What is the lesson of the Christmas carol?
Table of Contents
- What is the lesson of the Christmas carol?
- What do we learn from Scrooge and his mistakes?
- What lesson does Scrooge learn from the Ghost of Christmas Present?
- What is the hidden message in A Christmas Carol?
- Who does Ignorance and Want represent?
- Why did Scrooge hate Christmas?
- What are 3 significant things we learn about the Cratchit family How is Scrooge affected by seeing the family preparing for Christmas?
- What does the story of A Christmas Carol teach us?
- When did Charles Dickens write A Christmas Carol?
- What happens at the end of A Christmas Carol?
- How does Scrooge plan for the future in A Christmas Carol?
What is the lesson of the Christmas carol?
The moral of The Christmas Carol is that society can be transformed for the better through generosity, empathy, and compassion. Scrooge has forgotten how to feel for his fellow humans. He is so fixated on making money that he no longer remembers how to live in loving community.
What do we learn from Scrooge and his mistakes?
Lessons business owners can learn from A Christmas Carol. Learn from the mistakes of others. Ebenezer Scrooge was given an invaluable gift – a second chance. He was able to take an objective look at his own life and therefore was able to see what he was doing wrong.
What lesson does Scrooge learn from the Ghost of Christmas Present?
The Ghost of Christmas Present uses Scrooge's own words against him. In his honest response, that Tiny Tim is likely to die, he holds a mirror up to Scrooge and his behaviour. The Ghost predicts that Mankind, Scrooge included, will suffer unless the lessons of generosity and tolerance are learned.
What is the hidden message in A Christmas Carol?
A Christmas Carol is a story of a resurrection. Scrooge heals his life by choosing love despite his misfortune. He chooses to share his love in the community and with his family. He realises that money is a means to an end but does not give him the joy and happiness he craves.
Who does Ignorance and Want represent?
Dickens uses two wretched children, called Ignorance and Want, to represent the poor. a stale and shrivelled hand, like that of age, had pinched, and twisted them, and pulled them into shreds.
Why did Scrooge hate Christmas?
In Charles Dickens's A Christmas Carol, Ebenezer Scrooge hates Christmas because it is a disruption to his business and money-making, but he also hates Christmas because that happy time of the year emphasizes how unhappy he is and recalls memories he would rather forget.
What are 3 significant things we learn about the Cratchit family How is Scrooge affected by seeing the family preparing for Christmas?
In the story, the reader learns that although the Cratchit family is poor, struggles to make ends meet financially, they are a loving family.
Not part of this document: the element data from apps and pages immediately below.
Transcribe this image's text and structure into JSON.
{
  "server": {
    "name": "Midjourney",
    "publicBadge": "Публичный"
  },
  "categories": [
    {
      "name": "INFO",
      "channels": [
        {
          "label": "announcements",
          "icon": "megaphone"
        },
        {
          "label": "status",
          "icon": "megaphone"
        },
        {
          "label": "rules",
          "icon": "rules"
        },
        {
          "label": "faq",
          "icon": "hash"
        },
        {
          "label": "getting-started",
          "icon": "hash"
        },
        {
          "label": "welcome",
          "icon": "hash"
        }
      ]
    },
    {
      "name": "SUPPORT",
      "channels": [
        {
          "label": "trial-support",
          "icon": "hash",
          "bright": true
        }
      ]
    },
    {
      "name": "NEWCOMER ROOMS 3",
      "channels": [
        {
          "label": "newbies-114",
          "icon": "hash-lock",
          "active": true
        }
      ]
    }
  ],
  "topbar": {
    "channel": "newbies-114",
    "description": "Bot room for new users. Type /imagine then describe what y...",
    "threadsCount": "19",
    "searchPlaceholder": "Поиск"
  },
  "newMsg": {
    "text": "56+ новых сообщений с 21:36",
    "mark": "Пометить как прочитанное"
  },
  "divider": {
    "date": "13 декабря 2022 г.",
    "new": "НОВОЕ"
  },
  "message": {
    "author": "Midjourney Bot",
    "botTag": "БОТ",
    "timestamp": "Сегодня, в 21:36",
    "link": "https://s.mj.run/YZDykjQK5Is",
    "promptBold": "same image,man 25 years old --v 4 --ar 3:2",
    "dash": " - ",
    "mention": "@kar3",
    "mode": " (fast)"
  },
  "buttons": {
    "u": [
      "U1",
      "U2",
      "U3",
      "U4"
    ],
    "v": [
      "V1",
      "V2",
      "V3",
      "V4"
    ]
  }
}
They have a very close family, there is a warmth, rich with joy among the members of the family. This is what really sustains them, along with their strong faith in God.
What does the story of A Christmas Carol teach us?
“No space of regret can make amends for one life’s opportunity misused,” writes Dickens in A Christmas Carol. The simple, yet eloquent story continues to teach us much about life and what it really means to be a successful person.
When did Charles Dickens write A Christmas Carol?
A Christmas Carol by Charles Dickens is one of the most enduring and well-loved holiday stories. In fact, the novella, which was first published in 1843, is responsible for giving us many of our holiday customs, including the name “Scrooge” for a miser, the exclamation “Bah, humbug!” and even the phrase “Merry Christmas” itself.
What happens at the end of A Christmas Carol?
By the end of the novella, after his ghostly visitations, Scrooge cannot contain his excitement at giving away his money to the same gentlemen. Indeed, when you give back to your community and to your world, it not only helps others, but it helps you as well.
How does Scrooge plan for the future in A Christmas Carol?
Plan for the future. When the Ghost of Christmas Yet to Come visits Scrooge, he takes him to a forlorn, unkempt grave site. When Scrooge sees his own name written there on the gravestone, he begs the spirit to give him another chance. Part of what Scrooge learns is that his deeds have directed his future.